$17.00 (menu price)
-05.69 (food cost)
-10.72 (labor cost)
And that super simple math doesn’t even account for everything. For example, things change if a customer orders their burger for carry-out. For one burger, we’d have to add a compostable/biodegradable carry-out box ($0.36) along with a recycled paper bag with handles ($0.41). That would result in a profit deficit of -$0.18.
Goodkind doesn’t use a third party delivery service, but if they did (as many restaurants do), it would likely cost them an additional $2.51 for the service. This is a generic estimate based on a cost of 13% plus $0.30 per order, which is pretty average for most delivery services (though they vary from company to company and sometimes from venue to venue). Subtract that delivery fee (and the aforementioned carry-out packaging) and a single burger would result in a profit deficit of -$2.69.
Even if a customer is enjoying their burger in the dining room at Goodkind, the breakdown above also does not account for the additional labor needed to provide a full dine-in experience.
First, the labor costs above only account for Goodkind kitchen staff who actually prepare the ingredients and make the burger (most of whom make an average of $18 per hour). What it doesn’t include are the salaries for the two additional cooks in the kitchen, a dishwasher and all front-of-house staff including the host, general manager, bartender or server, all of whom work together to provide the Burger Nite experience for dine-in customers.
That’s a keen reminder that the most valuable players in any restaurant are the folks you never see. These are the people who prepare the food before the cooking even happens. They are the employees who wash the dishes, the people who order the food, pay the bills and clean the restaurant. They are the people who look at the guest list for the evening to determine if there’s anyone with a birthday, allergies or special circumstances which need to be acknowledged or attended to.
If we include everyone who contributes to that experience, the actual cost of the labor needed to operate Goodkind for 15 minutes on an average Tuesday is $60.60 ($242 an hour).
The other big factor here that isn’t included are the very basic foundational costs that come with operating a restaurant. These include things like rent, utilities, insurance, banking charges, POS system, garbage collection, pest management, hood cleaning, phone and internet service, linen service, knife sharpening (the list goes on).
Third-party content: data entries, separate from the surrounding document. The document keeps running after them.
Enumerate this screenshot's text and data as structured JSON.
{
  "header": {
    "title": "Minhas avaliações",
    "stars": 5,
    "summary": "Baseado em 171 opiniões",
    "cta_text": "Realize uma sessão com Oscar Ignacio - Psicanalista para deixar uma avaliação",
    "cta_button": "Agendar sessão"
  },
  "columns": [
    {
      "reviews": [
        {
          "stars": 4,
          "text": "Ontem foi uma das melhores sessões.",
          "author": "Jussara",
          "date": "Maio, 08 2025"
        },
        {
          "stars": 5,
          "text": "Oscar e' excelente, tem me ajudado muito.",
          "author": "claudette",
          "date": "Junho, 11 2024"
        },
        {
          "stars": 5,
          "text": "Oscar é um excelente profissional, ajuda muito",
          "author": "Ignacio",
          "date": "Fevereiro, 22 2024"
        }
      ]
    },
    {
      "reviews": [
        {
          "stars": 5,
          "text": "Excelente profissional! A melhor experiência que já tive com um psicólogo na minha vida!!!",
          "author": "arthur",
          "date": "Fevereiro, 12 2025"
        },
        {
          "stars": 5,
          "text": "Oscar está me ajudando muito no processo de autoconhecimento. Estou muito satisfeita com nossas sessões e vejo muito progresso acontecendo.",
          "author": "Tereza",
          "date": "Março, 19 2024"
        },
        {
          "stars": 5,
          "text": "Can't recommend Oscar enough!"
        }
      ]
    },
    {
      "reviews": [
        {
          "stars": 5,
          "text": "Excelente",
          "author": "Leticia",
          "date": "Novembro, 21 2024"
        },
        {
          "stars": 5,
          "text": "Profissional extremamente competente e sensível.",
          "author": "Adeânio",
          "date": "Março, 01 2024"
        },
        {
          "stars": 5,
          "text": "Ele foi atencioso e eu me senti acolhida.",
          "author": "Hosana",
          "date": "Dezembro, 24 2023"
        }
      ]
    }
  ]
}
One doesn’t even need to see estimated costs for these additional items to understand that the $17 charge for the burger in question doesn’t even begin to cover the expenses incurred to make it.
The point of this article isn’t to discourage you from heading to Goodkind – or any other restaurant – and eating a potentially underpriced dish. The point is to offer you a better understanding of the true cost of food and the impact of your purchase.
In the end, understanding at least a modicum of the economics that go into operating a restaurant and providing a hospitable experience should make us better diners.
Maybe it will inspire you to order a beer or cocktail with your burger (the margins on alcohol are always higher than food). It might prompt you to order an appetizer alongside. Even better, it might encourage you to visit more regularly, be generous with your tipping and exercise a higher level of patience when it comes to responding to the service you receive.
Even if it simply prevents you from writing an unnecessarily pointed (and uninformed) review on Yelp or Google, this article was well worth the time and effort it took to write.
Lori is an avid cook whose accrual of condiments and spices is rivaled only by her cookbook collection. Her passion for the culinary industry was birthed while balancing A&W root beer mugs as a teenage carhop, fed by insatiable curiosity and fueled by the people whose stories entwine with each and every dish. She’s had the privilege of chronicling these tales via numerous media, including OnMilwaukee and in her book “Milwaukee Food.” Her work has garnered journalism awards from entities including the Milwaukee Press Club.
When she’s not eating, photographing food, writing or recording the FoodCrush podcast, you’ll find Lori seeking out adventures with her husband Paul, traveling, cooking, reading, learning, snuggling with her cats and looking for ways to make a difference.